### Required action
Reproduce each line below without any alteration.

[Element data from apps and pages]

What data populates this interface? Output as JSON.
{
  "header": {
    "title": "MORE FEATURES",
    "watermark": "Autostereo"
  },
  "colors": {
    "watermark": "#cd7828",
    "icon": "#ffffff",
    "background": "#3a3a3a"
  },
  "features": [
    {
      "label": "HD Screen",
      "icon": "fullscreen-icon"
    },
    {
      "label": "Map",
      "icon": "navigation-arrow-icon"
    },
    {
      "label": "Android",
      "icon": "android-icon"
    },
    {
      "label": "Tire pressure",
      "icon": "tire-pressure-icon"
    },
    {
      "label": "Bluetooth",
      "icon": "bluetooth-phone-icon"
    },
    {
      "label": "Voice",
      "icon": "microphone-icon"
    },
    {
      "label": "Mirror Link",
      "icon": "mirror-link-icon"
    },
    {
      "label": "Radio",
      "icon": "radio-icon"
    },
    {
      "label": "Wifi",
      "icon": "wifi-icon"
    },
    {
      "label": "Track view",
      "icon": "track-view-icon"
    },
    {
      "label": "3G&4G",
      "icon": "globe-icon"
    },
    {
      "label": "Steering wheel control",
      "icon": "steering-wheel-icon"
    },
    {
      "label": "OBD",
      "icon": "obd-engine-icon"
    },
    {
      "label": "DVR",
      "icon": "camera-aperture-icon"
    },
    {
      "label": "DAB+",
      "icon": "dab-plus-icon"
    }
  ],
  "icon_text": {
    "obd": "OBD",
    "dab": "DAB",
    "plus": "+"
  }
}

### Answer section
What data populates this interface? Output as JSON.
{
  "header": {
    "title": "MORE FEATURES",
    "watermark": "Autostereo"
  },
  "colors": {
    "watermark": "#cd7828",
    "icon": "#ffffff",
    "background": "#3a3a3a"
  },
  "features": [
    {
      "label": "HD Screen",
      "icon": "fullscreen-icon"
    },
    {
      "label": "Map",
      "icon": "navigation-arrow-icon"
    },
    {
      "label": "Android",
      "icon": "android-icon"
    },
    {
      "label": "Tire pressure",
      "icon": "tire-pressure-icon"
    },
    {
      "label": "Bluetooth",
      "icon": "bluetooth-phone-icon"
    },
    {
      "label": "Voice",
      "icon": "microphone-icon"
    },
    {
      "label": "Mirror Link",
      "icon": "mirror-link-icon"
    },
    {
      "label": "Radio",
      "icon": "radio-icon"
    },
    {
      "label": "Wifi",
      "icon": "wifi-icon"
    },
    {
      "label": "Track view",
      "icon": "track-view-icon"
    },
    {
      "label": "3G&4G",
      "icon": "globe-icon"
    },
    {
      "label": "Steering wheel control",
      "icon": "steering-wheel-icon"
    },
    {
      "label": "OBD",
      "icon": "obd-engine-icon"
    },
    {
      "label": "DVR",
      "icon": "camera-aperture-icon"
    },
    {
      "label": "DAB+",
      "icon": "dab-plus-icon"
    }
  ],
  "icon_text": {
    "obd": "OBD",
    "dab": "DAB",
    "plus": "+"
  }
}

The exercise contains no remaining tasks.